**EXERCISE REQUIREMENTS**
Return, from the listing below, every line that includes "Policy".

**DATA SUPPLIED**
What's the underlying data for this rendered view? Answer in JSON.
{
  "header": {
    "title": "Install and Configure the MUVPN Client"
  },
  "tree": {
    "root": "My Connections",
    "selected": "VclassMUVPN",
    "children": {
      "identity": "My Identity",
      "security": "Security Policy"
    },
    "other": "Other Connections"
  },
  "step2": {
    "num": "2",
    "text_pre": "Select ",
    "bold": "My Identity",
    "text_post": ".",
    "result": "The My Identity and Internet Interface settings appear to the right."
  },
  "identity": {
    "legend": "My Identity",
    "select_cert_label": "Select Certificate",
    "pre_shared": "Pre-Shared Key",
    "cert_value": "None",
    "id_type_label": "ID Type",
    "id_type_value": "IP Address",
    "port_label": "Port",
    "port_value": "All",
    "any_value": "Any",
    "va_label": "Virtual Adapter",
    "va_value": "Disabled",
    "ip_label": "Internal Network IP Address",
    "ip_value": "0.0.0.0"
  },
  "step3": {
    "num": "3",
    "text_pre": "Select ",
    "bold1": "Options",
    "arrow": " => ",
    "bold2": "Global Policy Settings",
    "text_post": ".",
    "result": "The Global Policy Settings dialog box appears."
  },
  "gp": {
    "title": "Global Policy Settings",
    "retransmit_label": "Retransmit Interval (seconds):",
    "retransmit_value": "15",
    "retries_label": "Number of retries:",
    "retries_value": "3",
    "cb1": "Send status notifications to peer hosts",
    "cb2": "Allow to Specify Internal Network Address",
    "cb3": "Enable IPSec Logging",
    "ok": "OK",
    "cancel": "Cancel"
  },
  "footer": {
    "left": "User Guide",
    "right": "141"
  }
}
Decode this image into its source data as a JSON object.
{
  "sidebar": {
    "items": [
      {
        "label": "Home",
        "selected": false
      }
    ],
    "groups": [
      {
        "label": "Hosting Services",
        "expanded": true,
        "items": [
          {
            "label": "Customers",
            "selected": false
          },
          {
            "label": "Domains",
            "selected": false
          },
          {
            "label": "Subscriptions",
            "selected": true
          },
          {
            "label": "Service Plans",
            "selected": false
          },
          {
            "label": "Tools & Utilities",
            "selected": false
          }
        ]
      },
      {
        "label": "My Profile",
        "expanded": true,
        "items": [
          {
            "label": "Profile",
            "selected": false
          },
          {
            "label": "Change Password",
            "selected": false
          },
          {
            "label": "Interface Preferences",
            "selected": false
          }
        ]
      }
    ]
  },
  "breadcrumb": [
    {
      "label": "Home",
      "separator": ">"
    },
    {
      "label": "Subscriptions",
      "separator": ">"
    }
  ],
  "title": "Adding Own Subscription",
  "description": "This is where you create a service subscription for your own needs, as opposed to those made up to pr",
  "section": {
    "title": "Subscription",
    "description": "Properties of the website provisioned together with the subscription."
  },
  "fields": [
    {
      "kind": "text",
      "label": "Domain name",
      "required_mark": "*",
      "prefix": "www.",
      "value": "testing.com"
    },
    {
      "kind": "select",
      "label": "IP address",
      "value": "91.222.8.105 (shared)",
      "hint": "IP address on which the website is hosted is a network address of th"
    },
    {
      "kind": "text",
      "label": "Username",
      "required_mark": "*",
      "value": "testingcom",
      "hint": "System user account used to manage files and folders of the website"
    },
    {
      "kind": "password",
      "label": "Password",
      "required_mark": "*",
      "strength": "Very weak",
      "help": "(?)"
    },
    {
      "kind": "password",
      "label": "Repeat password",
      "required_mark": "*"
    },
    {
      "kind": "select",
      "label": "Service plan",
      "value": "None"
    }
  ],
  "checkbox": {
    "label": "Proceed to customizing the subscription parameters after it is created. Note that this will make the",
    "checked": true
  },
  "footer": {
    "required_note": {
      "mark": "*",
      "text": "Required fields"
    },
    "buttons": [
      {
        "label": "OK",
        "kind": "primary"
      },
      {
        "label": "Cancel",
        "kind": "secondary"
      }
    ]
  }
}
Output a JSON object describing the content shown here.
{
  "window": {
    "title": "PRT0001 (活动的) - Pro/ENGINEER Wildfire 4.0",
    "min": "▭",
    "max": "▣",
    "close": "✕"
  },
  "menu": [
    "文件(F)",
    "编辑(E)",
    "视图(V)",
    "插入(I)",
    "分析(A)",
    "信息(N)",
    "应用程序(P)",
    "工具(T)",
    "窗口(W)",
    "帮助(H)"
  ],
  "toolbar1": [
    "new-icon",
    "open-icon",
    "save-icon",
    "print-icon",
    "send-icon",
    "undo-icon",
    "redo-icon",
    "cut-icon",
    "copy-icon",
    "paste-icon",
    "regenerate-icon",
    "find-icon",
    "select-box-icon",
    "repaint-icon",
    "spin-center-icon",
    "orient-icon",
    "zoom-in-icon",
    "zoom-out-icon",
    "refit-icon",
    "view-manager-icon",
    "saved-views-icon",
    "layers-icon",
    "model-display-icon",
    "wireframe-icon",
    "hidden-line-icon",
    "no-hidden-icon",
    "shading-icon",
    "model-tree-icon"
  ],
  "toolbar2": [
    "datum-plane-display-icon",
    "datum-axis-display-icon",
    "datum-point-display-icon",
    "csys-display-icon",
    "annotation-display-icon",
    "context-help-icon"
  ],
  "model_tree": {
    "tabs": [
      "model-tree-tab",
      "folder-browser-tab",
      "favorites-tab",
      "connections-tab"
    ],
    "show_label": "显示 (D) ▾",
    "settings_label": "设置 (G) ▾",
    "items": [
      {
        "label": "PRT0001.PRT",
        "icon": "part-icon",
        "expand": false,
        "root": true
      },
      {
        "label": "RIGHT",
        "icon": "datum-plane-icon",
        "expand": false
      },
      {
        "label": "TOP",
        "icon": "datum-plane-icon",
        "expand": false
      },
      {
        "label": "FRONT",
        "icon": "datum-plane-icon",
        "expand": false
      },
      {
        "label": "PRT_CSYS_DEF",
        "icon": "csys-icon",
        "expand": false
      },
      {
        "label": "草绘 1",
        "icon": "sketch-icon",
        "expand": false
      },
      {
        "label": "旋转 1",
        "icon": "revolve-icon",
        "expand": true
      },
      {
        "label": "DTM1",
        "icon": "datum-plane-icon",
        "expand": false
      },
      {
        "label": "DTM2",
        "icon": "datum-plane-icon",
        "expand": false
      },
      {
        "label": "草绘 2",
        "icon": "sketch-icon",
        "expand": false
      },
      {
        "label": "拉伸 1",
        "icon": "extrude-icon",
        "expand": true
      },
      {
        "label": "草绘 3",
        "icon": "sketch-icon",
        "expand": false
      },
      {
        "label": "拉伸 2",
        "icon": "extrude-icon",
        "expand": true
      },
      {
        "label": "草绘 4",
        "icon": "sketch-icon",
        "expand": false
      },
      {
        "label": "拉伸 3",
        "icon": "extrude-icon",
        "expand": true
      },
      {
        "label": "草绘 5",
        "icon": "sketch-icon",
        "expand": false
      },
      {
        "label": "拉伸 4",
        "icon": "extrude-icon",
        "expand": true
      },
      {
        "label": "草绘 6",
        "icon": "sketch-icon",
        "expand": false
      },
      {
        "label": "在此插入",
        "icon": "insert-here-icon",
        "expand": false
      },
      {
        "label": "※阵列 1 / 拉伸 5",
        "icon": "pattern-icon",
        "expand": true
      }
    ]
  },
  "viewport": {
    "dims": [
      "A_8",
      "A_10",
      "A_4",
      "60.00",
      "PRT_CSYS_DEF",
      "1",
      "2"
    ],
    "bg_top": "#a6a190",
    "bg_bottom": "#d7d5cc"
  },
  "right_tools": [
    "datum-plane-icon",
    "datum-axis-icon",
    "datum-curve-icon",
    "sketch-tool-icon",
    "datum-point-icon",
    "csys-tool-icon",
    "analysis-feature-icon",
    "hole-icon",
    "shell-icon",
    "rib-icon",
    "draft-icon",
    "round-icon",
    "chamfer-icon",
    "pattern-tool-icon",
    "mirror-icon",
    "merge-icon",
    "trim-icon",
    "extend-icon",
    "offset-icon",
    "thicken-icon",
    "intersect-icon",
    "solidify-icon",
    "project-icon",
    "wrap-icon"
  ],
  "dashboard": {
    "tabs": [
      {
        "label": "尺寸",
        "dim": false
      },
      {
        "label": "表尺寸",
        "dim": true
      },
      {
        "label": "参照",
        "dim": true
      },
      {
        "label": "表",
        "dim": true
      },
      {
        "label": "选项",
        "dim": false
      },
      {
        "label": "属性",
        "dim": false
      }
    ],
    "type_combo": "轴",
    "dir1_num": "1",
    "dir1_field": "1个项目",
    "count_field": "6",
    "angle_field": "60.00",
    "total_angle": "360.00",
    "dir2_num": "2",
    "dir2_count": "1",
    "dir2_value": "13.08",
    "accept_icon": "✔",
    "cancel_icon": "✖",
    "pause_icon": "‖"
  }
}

**SOLUTION TO THE PROBLEM**
      "security": "Security Policy"
    "bold2": "Global Policy Settings",
    "result": "The Global Policy Settings dialog box appears."
    "title": "Global Policy Settings",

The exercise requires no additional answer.